Saved entries:
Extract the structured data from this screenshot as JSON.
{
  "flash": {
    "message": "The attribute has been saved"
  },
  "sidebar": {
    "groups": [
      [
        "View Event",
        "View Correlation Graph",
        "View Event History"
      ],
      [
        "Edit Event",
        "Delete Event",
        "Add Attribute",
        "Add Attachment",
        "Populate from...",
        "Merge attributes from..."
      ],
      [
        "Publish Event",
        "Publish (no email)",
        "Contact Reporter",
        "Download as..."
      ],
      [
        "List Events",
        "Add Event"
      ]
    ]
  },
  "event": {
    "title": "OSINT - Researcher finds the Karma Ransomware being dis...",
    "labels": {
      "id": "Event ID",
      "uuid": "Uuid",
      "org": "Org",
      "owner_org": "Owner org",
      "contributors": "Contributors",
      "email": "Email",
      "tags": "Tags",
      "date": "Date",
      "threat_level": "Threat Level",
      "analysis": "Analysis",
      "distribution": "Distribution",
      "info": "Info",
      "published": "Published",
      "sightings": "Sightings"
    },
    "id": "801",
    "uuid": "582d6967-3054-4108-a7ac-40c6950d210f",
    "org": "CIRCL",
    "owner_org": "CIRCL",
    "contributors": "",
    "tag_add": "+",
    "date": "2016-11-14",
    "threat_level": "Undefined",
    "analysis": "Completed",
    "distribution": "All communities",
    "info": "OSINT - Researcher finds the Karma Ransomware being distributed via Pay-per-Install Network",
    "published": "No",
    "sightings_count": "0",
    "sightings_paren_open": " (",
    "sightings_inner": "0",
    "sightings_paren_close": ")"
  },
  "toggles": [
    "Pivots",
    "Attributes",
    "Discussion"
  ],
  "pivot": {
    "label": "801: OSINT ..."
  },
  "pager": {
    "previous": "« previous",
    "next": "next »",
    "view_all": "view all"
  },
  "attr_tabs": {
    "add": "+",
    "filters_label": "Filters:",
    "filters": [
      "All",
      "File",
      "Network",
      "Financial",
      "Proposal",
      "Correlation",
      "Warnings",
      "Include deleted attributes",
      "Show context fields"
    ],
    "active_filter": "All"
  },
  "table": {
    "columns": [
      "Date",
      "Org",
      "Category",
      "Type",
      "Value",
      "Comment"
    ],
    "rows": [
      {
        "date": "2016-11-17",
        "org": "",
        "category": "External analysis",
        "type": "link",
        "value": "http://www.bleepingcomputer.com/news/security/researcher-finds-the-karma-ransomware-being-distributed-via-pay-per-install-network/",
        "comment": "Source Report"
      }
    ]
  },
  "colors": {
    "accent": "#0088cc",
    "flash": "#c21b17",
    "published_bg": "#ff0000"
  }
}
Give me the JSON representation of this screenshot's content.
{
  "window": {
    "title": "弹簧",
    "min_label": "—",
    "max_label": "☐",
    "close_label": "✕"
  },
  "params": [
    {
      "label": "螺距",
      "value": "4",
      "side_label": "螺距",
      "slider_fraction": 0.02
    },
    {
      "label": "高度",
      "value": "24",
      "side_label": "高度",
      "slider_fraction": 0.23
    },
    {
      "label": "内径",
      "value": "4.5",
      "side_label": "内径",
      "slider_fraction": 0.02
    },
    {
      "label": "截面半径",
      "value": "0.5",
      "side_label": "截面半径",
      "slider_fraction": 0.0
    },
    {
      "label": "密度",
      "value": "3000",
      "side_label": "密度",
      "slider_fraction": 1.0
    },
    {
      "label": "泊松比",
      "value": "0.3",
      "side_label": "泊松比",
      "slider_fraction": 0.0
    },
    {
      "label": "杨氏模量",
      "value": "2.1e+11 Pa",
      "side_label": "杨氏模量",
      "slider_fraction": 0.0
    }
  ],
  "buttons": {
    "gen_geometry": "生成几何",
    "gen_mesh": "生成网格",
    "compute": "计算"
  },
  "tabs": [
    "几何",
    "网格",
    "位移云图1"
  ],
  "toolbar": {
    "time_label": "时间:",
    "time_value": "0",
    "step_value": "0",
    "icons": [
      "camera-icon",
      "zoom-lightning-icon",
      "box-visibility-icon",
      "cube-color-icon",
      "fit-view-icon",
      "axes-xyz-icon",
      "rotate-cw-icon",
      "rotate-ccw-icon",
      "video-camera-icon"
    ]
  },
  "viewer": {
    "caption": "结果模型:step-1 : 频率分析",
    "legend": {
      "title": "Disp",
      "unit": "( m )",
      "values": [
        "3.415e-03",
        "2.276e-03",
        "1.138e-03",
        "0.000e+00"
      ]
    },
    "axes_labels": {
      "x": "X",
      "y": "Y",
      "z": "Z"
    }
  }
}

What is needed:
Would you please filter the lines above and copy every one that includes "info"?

Answer to this exercise:
      "info": "Info",
    "info": "OSINT - Researcher finds the Karma Ransomware being distributed via Pay-per-Install Network",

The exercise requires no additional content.